Entries from a dataset of interfaces:
****************
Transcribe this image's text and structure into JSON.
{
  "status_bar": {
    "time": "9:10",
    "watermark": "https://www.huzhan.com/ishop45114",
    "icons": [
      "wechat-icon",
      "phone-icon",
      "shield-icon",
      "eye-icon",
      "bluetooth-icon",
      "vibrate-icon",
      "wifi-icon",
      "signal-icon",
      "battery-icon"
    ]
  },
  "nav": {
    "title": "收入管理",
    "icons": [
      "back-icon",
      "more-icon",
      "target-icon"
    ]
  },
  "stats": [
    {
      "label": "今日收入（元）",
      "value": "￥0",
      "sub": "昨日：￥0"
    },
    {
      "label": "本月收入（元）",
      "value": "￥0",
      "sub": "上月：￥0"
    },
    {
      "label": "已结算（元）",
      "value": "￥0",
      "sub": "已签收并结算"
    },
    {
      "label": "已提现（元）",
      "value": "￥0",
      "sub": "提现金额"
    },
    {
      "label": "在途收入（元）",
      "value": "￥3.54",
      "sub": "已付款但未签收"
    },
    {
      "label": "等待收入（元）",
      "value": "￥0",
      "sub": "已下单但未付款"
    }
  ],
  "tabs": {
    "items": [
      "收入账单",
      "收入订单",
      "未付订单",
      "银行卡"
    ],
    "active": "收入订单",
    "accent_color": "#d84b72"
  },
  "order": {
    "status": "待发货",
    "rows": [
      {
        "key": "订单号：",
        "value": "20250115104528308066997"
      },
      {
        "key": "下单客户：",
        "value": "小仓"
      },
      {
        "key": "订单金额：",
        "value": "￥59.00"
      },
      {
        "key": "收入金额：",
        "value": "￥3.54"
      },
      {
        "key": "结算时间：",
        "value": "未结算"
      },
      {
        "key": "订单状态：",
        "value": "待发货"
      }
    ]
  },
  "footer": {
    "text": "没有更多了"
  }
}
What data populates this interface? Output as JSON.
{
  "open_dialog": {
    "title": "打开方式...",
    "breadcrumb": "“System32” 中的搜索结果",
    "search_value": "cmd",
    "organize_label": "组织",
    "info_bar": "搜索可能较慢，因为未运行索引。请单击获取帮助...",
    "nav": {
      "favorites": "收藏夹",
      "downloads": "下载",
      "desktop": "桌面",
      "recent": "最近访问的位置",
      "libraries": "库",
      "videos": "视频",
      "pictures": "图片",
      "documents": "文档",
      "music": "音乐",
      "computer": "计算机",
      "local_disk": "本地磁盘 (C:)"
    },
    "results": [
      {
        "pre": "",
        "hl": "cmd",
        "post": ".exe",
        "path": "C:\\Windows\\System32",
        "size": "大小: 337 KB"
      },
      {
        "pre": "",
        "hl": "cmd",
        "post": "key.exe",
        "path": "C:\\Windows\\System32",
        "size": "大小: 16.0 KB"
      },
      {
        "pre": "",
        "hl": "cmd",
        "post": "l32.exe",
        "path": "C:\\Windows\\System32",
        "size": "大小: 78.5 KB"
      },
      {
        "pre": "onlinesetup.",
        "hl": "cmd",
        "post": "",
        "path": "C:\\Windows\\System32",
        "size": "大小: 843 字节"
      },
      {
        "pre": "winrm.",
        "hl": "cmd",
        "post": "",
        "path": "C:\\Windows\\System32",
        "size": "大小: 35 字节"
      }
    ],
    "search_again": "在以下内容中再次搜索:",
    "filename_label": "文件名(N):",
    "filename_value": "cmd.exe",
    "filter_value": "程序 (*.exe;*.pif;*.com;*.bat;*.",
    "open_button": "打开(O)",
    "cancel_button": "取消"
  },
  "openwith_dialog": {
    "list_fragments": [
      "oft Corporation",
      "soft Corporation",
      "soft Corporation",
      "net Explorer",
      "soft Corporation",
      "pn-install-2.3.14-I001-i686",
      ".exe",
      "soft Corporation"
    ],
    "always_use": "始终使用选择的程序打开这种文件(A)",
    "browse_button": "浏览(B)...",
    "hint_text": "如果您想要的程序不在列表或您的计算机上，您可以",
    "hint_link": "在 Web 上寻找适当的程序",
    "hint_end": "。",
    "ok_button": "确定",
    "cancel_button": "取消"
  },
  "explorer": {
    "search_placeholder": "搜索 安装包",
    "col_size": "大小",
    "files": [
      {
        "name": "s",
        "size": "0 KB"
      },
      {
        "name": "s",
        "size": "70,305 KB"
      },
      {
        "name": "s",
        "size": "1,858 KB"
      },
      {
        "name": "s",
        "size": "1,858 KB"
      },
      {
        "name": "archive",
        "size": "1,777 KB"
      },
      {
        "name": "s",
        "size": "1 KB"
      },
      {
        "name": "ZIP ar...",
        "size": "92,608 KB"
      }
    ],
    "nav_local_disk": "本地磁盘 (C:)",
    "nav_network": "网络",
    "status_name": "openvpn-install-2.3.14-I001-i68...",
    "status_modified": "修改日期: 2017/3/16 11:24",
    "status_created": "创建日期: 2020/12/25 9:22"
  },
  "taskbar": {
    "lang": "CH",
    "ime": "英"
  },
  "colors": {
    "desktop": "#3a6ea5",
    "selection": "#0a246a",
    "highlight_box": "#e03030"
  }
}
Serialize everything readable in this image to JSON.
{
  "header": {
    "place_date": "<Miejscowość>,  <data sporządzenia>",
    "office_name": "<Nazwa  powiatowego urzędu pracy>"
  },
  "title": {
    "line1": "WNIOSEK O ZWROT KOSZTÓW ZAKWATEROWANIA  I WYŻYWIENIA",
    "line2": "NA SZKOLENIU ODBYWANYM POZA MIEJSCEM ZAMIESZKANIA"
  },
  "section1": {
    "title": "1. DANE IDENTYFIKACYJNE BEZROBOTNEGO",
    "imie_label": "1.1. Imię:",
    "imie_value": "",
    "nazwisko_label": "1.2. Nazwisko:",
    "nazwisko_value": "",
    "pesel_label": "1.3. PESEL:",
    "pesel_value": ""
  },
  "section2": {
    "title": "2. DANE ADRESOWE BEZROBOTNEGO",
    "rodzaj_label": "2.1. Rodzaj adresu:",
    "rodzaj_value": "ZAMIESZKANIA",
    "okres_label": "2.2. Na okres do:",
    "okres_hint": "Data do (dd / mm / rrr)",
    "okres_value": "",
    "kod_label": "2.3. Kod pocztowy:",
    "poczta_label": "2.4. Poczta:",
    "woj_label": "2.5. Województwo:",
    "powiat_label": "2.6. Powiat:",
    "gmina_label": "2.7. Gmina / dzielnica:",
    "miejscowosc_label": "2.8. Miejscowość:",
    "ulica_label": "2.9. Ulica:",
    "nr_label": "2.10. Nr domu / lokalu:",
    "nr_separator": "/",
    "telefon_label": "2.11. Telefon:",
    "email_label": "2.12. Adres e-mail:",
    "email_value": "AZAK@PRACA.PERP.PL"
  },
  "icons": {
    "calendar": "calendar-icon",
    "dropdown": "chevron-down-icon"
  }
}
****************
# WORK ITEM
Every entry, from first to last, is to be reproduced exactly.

# ANSWER BELOW
Transcribe this image's text and structure into JSON.
{
  "status_bar": {
    "time": "9:10",
    "watermark": "https://www.huzhan.com/ishop45114",
    "icons": [
      "wechat-icon",
      "phone-icon",
      "shield-icon",
      "eye-icon",
      "bluetooth-icon",
      "vibrate-icon",
      "wifi-icon",
      "signal-icon",
      "battery-icon"
    ]
  },
  "nav": {
    "title": "收入管理",
    "icons": [
      "back-icon",
      "more-icon",
      "target-icon"
    ]
  },
  "stats": [
    {
      "label": "今日收入（元）",
      "value": "￥0",
      "sub": "昨日：￥0"
    },
    {
      "label": "本月收入（元）",
      "value": "￥0",
      "sub": "上月：￥0"
    },
    {
      "label": "已结算（元）",
      "value": "￥0",
      "sub": "已签收并结算"
    },
    {
      "label": "已提现（元）",
      "value": "￥0",
      "sub": "提现金额"
    },
    {
      "label": "在途收入（元）",
      "value": "￥3.54",
      "sub": "已付款但未签收"
    },
    {
      "label": "等待收入（元）",
      "value": "￥0",
      "sub": "已下单但未付款"
    }
  ],
  "tabs": {
    "items": [
      "收入账单",
      "收入订单",
      "未付订单",
      "银行卡"
    ],
    "active": "收入订单",
    "accent_color": "#d84b72"
  },
  "order": {
    "status": "待发货",
    "rows": [
      {
        "key": "订单号：",
        "value": "20250115104528308066997"
      },
      {
        "key": "下单客户：",
        "value": "小仓"
      },
      {
        "key": "订单金额：",
        "value": "￥59.00"
      },
      {
        "key": "收入金额：",
        "value": "￥3.54"
      },
      {
        "key": "结算时间：",
        "value": "未结算"
      },
      {
        "key": "订单状态：",
        "value": "待发货"
      }
    ]
  },
  "footer": {
    "text": "没有更多了"
  }
}
What data populates this interface? Output as JSON.
{
  "open_dialog": {
    "title": "打开方式...",
    "breadcrumb": "“System32” 中的搜索结果",
    "search_value": "cmd",
    "organize_label": "组织",
    "info_bar": "搜索可能较慢，因为未运行索引。请单击获取帮助...",
    "nav": {
      "favorites": "收藏夹",
      "downloads": "下载",
      "desktop": "桌面",
      "recent": "最近访问的位置",
      "libraries": "库",
      "videos": "视频",
      "pictures": "图片",
      "documents": "文档",
      "music": "音乐",
      "computer": "计算机",
      "local_disk": "本地磁盘 (C:)"
    },
    "results": [
      {
        "pre": "",
        "hl": "cmd",
        "post": ".exe",
        "path": "C:\\Windows\\System32",
        "size": "大小: 337 KB"
      },
      {
        "pre": "",
        "hl": "cmd",
        "post": "key.exe",
        "path": "C:\\Windows\\System32",
        "size": "大小: 16.0 KB"
      },
      {
        "pre": "",
        "hl": "cmd",
        "post": "l32.exe",
        "path": "C:\\Windows\\System32",
        "size": "大小: 78.5 KB"
      },
      {
        "pre": "onlinesetup.",
        "hl": "cmd",
        "post": "",
        "path": "C:\\Windows\\System32",
        "size": "大小: 843 字节"
      },
      {
        "pre": "winrm.",
        "hl": "cmd",
        "post": "",
        "path": "C:\\Windows\\System32",
        "size": "大小: 35 字节"
      }
    ],
    "search_again": "在以下内容中再次搜索:",
    "filename_label": "文件名(N):",
    "filename_value": "cmd.exe",
    "filter_value": "程序 (*.exe;*.pif;*.com;*.bat;*.",
    "open_button": "打开(O)",
    "cancel_button": "取消"
  },
  "openwith_dialog": {
    "list_fragments": [
      "oft Corporation",
      "soft Corporation",
      "soft Corporation",
      "net Explorer",
      "soft Corporation",
      "pn-install-2.3.14-I001-i686",
      ".exe",
      "soft Corporation"
    ],
    "always_use": "始终使用选择的程序打开这种文件(A)",
    "browse_button": "浏览(B)...",
    "hint_text": "如果您想要的程序不在列表或您的计算机上，您可以",
    "hint_link": "在 Web 上寻找适当的程序",
    "hint_end": "。",
    "ok_button": "确定",
    "cancel_button": "取消"
  },
  "explorer": {
    "search_placeholder": "搜索 安装包",
    "col_size": "大小",
    "files": [
      {
        "name": "s",
        "size": "0 KB"
      },
      {
        "name": "s",
        "size": "70,305 KB"
      },
      {
        "name": "s",
        "size": "1,858 KB"
      },
      {
        "name": "s",
        "size": "1,858 KB"
      },
      {
        "name": "archive",
        "size": "1,777 KB"
      },
      {
        "name": "s",
        "size": "1 KB"
      },
      {
        "name": "ZIP ar...",
        "size": "92,608 KB"
      }
    ],
    "nav_local_disk": "本地磁盘 (C:)",
    "nav_network": "网络",
    "status_name": "openvpn-install-2.3.14-I001-i68...",
    "status_modified": "修改日期: 2017/3/16 11:24",
    "status_created": "创建日期: 2020/12/25 9:22"
  },
  "taskbar": {
    "lang": "CH",
    "ime": "英"
  },
  "colors": {
    "desktop": "#3a6ea5",
    "selection": "#0a246a",
    "highlight_box": "#e03030"
  }
}
Serialize everything readable in this image to JSON.
{
  "header": {
    "place_date": "<Miejscowość>,  <data sporządzenia>",
    "office_name": "<Nazwa  powiatowego urzędu pracy>"
  },
  "title": {
    "line1": "WNIOSEK O ZWROT KOSZTÓW ZAKWATEROWANIA  I WYŻYWIENIA",
    "line2": "NA SZKOLENIU ODBYWANYM POZA MIEJSCEM ZAMIESZKANIA"
  },
  "section1": {
    "title": "1. DANE IDENTYFIKACYJNE BEZROBOTNEGO",
    "imie_label": "1.1. Imię:",
    "imie_value": "",
    "nazwisko_label": "1.2. Nazwisko:",
    "nazwisko_value": "",
    "pesel_label": "1.3. PESEL:",
    "pesel_value": ""
  },
  "section2": {
    "title": "2. DANE ADRESOWE BEZROBOTNEGO",
    "rodzaj_label": "2.1. Rodzaj adresu:",
    "rodzaj_value": "ZAMIESZKANIA",
    "okres_label": "2.2. Na okres do:",
    "okres_hint": "Data do (dd / mm / rrr)",
    "okres_value": "",
    "kod_label": "2.3. Kod pocztowy:",
    "poczta_label": "2.4. Poczta:",
    "woj_label": "2.5. Województwo:",
    "powiat_label": "2.6. Powiat:",
    "gmina_label": "2.7. Gmina / dzielnica:",
    "miejscowosc_label": "2.8. Miejscowość:",
    "ulica_label": "2.9. Ulica:",
    "nr_label": "2.10. Nr domu / lokalu:",
    "nr_separator": "/",
    "telefon_label": "2.11. Telefon:",
    "email_label": "2.12. Adres e-mail:",
    "email_value": "AZAK@PRACA.PERP.PL"
  },
  "icons": {
    "calendar": "calendar-icon",
    "dropdown": "chevron-down-icon"
  }
}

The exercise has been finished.